The ladder of the world brings together a rich variety of references. The idea of the ladder to heaven comes from Jacob’s dream of a stairway in Genesis 28, on which he saw angels going up and down to heaven from where he lay. Jesus then explicitly connects this image to himself, when he tells Nathanael that he will see ‘heaven open, and the angels of God ascending and descending on the Son of Man’ (John 1:51). So Mocan’s winged figure could be an angel, or the risen Christ, or ourselves being raised up into the heavenly realms. Or all three. It evokes the theme of transcendence from this world to the presence of God, for which most people hope in one form or another.
Here, in a touch of conceptualism, it helps to know that it is made of 49 layers of brass, beautifully and richly shaped. They are held together with 365 vertical rods. Contrasted against its solid feet, these spaced layers suggest weightlessness and ascension. Seen from the front there is an intriguing slant to the planes, which gives the sense of climbing, and yet the figure itself is vertical and stable. Viewed from the back one sees that its forward lean is counterbalanced by the huge wings.
Anchor cast up to heaven is a captivating concept. Here we have a literal image of a metaphor – that faith is an anchor. But most startling is that, from the remains of a small boat, this disproportionately vast, solid anchor points upwards, not downwards. You would feel pretty safe if it was stuck in the seabed. But it reminds us of the security of our hope, that is anchored in the very presence of God.

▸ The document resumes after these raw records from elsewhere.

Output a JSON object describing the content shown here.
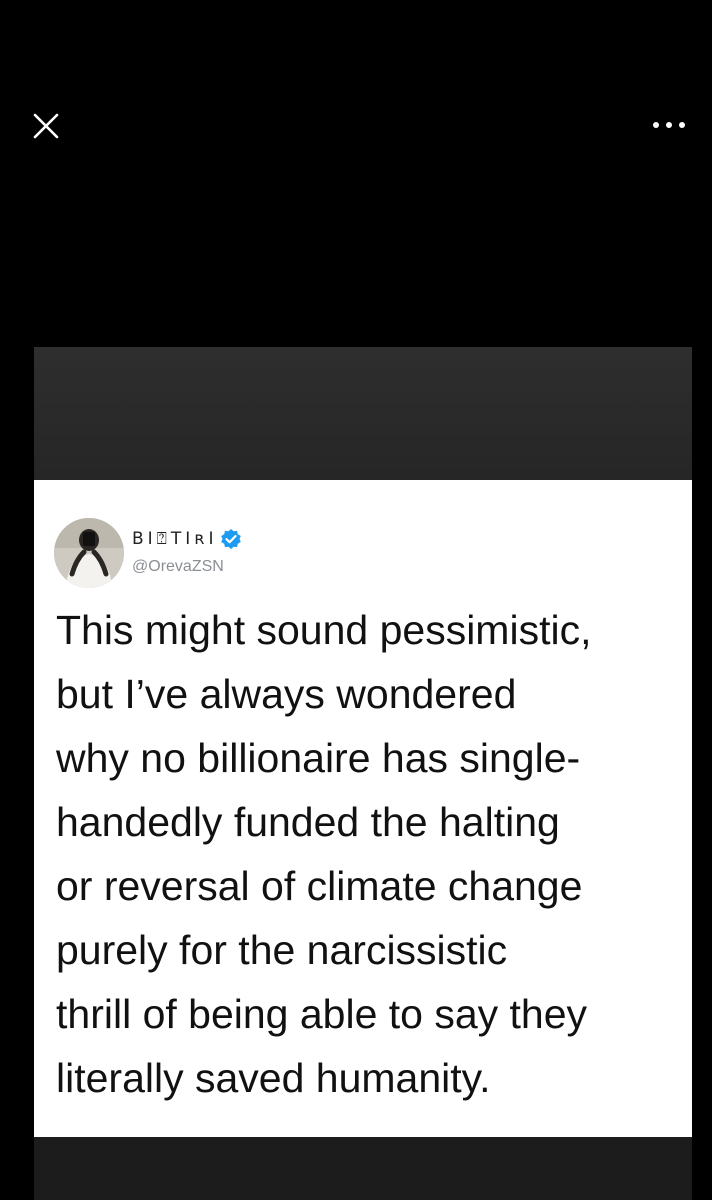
{
  "viewer": {
    "close_icon": "close-icon",
    "more_icon": "more-options-icon"
  },
  "tweet": {
    "display_name": "BI⍰TIʀI",
    "handle": "@OrevaZSN",
    "verified": true,
    "verified_color": "#1d9bf0",
    "text_lines": [
      "This might sound pessimistic,",
      "but I’ve always wondered",
      "why no billionaire has single-",
      "handedly funded the halting",
      "or reversal of climate change",
      "purely for the narcissistic",
      "thrill of being able to say they",
      "literally saved humanity."
    ]
  }
}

The fifth work is the appropriately vast Trumpet in the Universe. There is no literal trumpet here, but the shape of the work clearly evokes one pointing up to heaven, while the large circles round the top seem to represent more trumpets blasting out to the world around us. It is all upward movement, upward and outward, evoking the glorious richness and never-ending glory of our God, in whom is all our hope.
And, as all creation sings the Creator’s praise, the base of the work is inscribed with twelve texts relating to Cambridge scientists, writers and thinkers. This is an acknowledgement of how their work explores and celebrates God’s creation, from the sub-atomic to the inter-galactic, and has led, through the arts and science, to human flourishing and the increasing richness of culture.
The five sculptures were planned to be displayed within a large, pre-cast metal circle, set in the ground. However, in an interesting twist, the circle proved slightly too large to fit comfortably into the courtyard. A grave stone was inconveniently in the way. In an inspired response to this constraint, the circle was cut so that the grave stone intrudes into the circle, reminding us that death is the silent, lurking problem which leads us to celebration of these five truths. Through Christ, sin is forgiven, death is conquered, and hope is secure with Christ in heaven. And the grave itself reminds us that this is for everyone: the name on it is John Smith.
The exhibition at Great St Mary’s Church, Cambridge, is open daily, 9 a.m. to 5.00 p.m., until 6th January 2019. Free entry.
The exhibition is organized by a collaboration of the Jubilee Centre, Great St Mary’s, and Fundatia EL, a foundation for promoting arts, culture and Christian values in Romania and internationally. It has been funded almost entirely by donations, and the organisers are seeking further financial help towards the costs of the exhibition and possible purchase of the works for permanent exhibition. To contribute, visit www.archetypes-sculpture.org. or contact the Jubilee Centre (www.jubilee-centre.org; 01223 566319).
Archetypes: copyright artist. Photographs: copyright Jubilee Centre/Rebecca Ledzion
[This review first appeared in Evangelicals Now, October 2018.]